I wasn’t sure I was good enough though. I always have big doubts about my abilities, even in my successful day-job – it is good to be insecure about yourself someone told me a while ago – it keeps you alert on the job. But I am always anxious about my writing and now I am anxious about my storytelling. If I had a shrink, his kid’s college fees would be paid for.

Jan told me I had it in me to become a storyteller – yes, I have to learn a lot of things – but I had the spark that could turn into something bigger if I nurtured it. I reluctantly believed it.

One day Jan announced that she was going to run her masterclass which she taught 12 years ago – it is 4 weeks, one week a month covering various aspects of storytelling. I messaged her and said I’m in.

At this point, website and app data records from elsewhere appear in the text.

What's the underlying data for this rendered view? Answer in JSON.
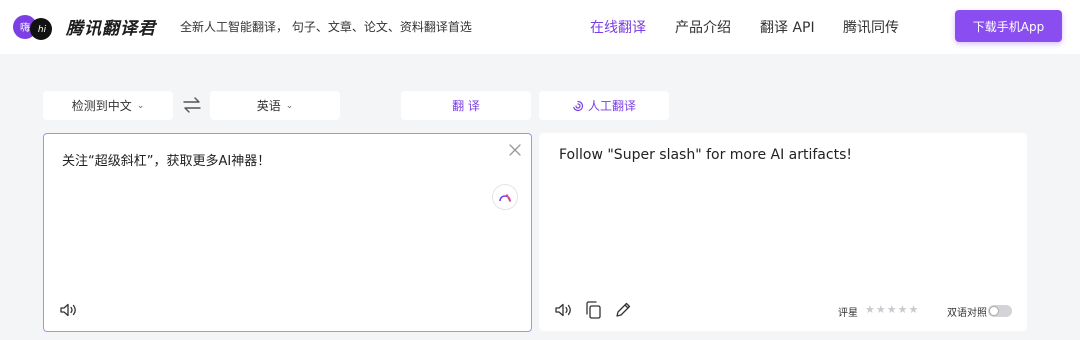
{
  "header": {
    "logo_left_text": "嗨",
    "logo_right_text": "hi",
    "brand_name": "腾讯翻译君",
    "slogan": "全新人工智能翻译， 句子、文章、论文、资料翻译首选",
    "nav": [
      {
        "label": "在线翻译",
        "active": true
      },
      {
        "label": "产品介绍",
        "active": false
      },
      {
        "label": "翻译 API",
        "active": false
      },
      {
        "label": "腾讯同传",
        "active": false
      }
    ],
    "download_label": "下载手机App"
  },
  "toolbar": {
    "source_lang": "检测到中文",
    "target_lang": "英语",
    "translate_label": "翻 译",
    "human_translate_label": "人工翻译"
  },
  "source_panel": {
    "text": "关注“超级斜杠”，获取更多AI神器！"
  },
  "target_panel": {
    "text": "Follow \"Super slash\" for more AI artifacts!",
    "rating_label": "评星",
    "rating_value": 0,
    "rating_max": 5,
    "bilingual_label": "双语对照",
    "bilingual_on": false
  },
  "colors": {
    "accent": "#7b3fe4",
    "button": "#8a4df0",
    "background": "#f4f5f7"
  }
}
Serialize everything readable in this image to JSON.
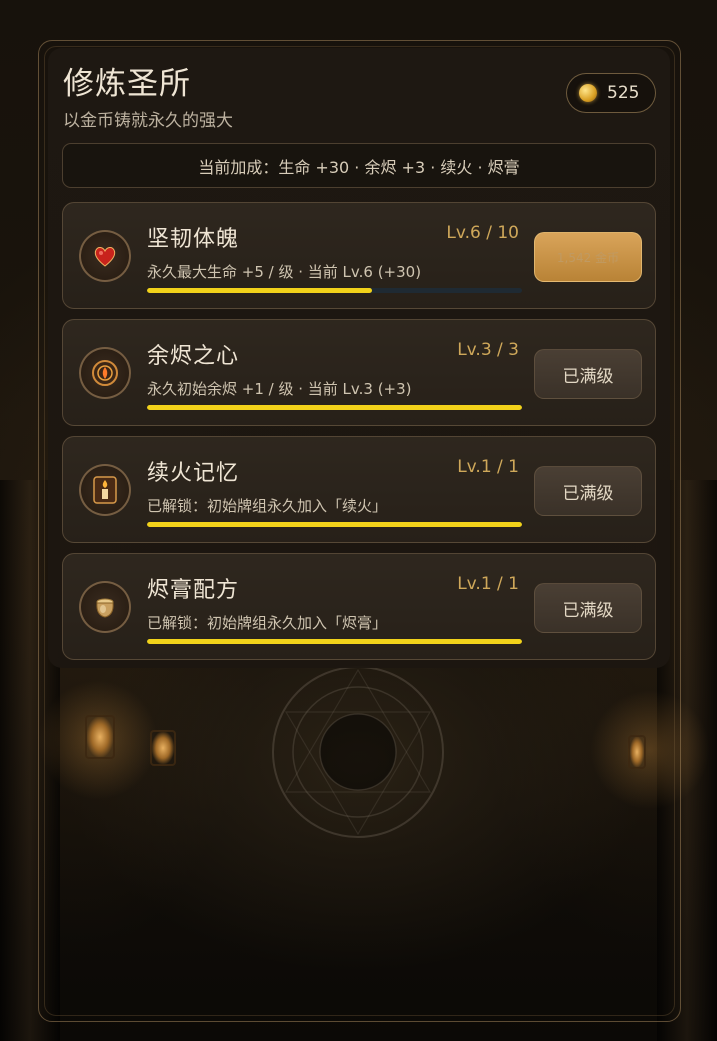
{
  "header": {
    "title": "修炼圣所",
    "subtitle": "以金币铸就永久的强大",
    "coins": "525"
  },
  "bonus_summary": "当前加成：生命 +30 · 余烬 +3 · 续火 · 烬膏",
  "upgrades": [
    {
      "name": "坚韧体魄",
      "level": "Lv.6 / 10",
      "desc": "永久最大生命 +5 / 级 · 当前 Lv.6 (+30)",
      "progress": 0.6,
      "button": "1,542 金币",
      "icon": "heart-potion-icon"
    },
    {
      "name": "余烬之心",
      "level": "Lv.3 / 3",
      "desc": "永久初始余烬 +1 / 级 · 当前 Lv.3 (+3)",
      "progress": 1.0,
      "button": "已满级",
      "icon": "ember-sigil-icon"
    },
    {
      "name": "续火记忆",
      "level": "Lv.1 / 1",
      "desc": "已解锁：初始牌组永久加入「续火」",
      "progress": 1.0,
      "button": "已满级",
      "icon": "candle-card-icon"
    },
    {
      "name": "烬膏配方",
      "level": "Lv.1 / 1",
      "desc": "已解锁：初始牌组永久加入「烬膏」",
      "progress": 1.0,
      "button": "已满级",
      "icon": "salve-jar-icon"
    }
  ],
  "colors": {
    "progress": "#f2d21a",
    "level_text": "#cfa85a",
    "upgrade_button": "#d9a45a"
  }
}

As the course neared its start date, Jan told me there wasn’t a lot of participants for module 1. In fact due to pre-half term dates, it was just me. So I had a one-one coaching with Jan Blake (can you believe it?) last week.


Right from my story choices, to my eye-contact, my expressions, my telling, my presence – I was up-close and personal with my coach for 3 days. I learnt about voice, emotions of the characters in the story, how not to tell it and to demonstrate what I was doing wrong, Jan would tell my story in her own way. What a treat that was.

And when I tophoto-4ld her my stories, she would remember a similar story from Africa or another part of the world (a treasure-trove of stories in her memory) and I would listen enthralled, but also trying to capture and observe how she was telling it – even though she was telling to one person, not in performance mode.

And if this was not treat enough, after the third day of the course, Jan Blake was going to perform at the British Musuem with another veteran storyteller Tuup and she took me along with her as her guest. What an honour that was.


Ben Haggerty (another British storytelling stalwart) asked me “Was it intense?” – Yes it was. Here was a tsunami of a storyteller in my living room. How could it not be intense, powerful and radiant? It was harsh in some ways – because I had to no place to hide, no backbench distractions, no waiting for someone else’s turn to tell – I was there alert and under her intense coaching.

I helped out with the carrying of props, I listened to four storytellers discuss the upcoming performance, met people I would have never been able to meet and I got to listen to gothic horror tales from the Caribbean. If that wasn’t a grand finale to a course, what could be?

The next module is on 10th November in Southwark in London. Then there is a module in December and one in January. I’m hoping to attend all of them – hopefully nothing would come in the way.

While I am still preparing for telling stories in schools, preparing a repertoire based on Jan’s advice and would be posting details of my school programme soon, I have my first hurdle to overcome – tell a story to a camera with confidence and post it on my web and my youtube channel. Can I do it? Would you come and watch it? Do you like stories?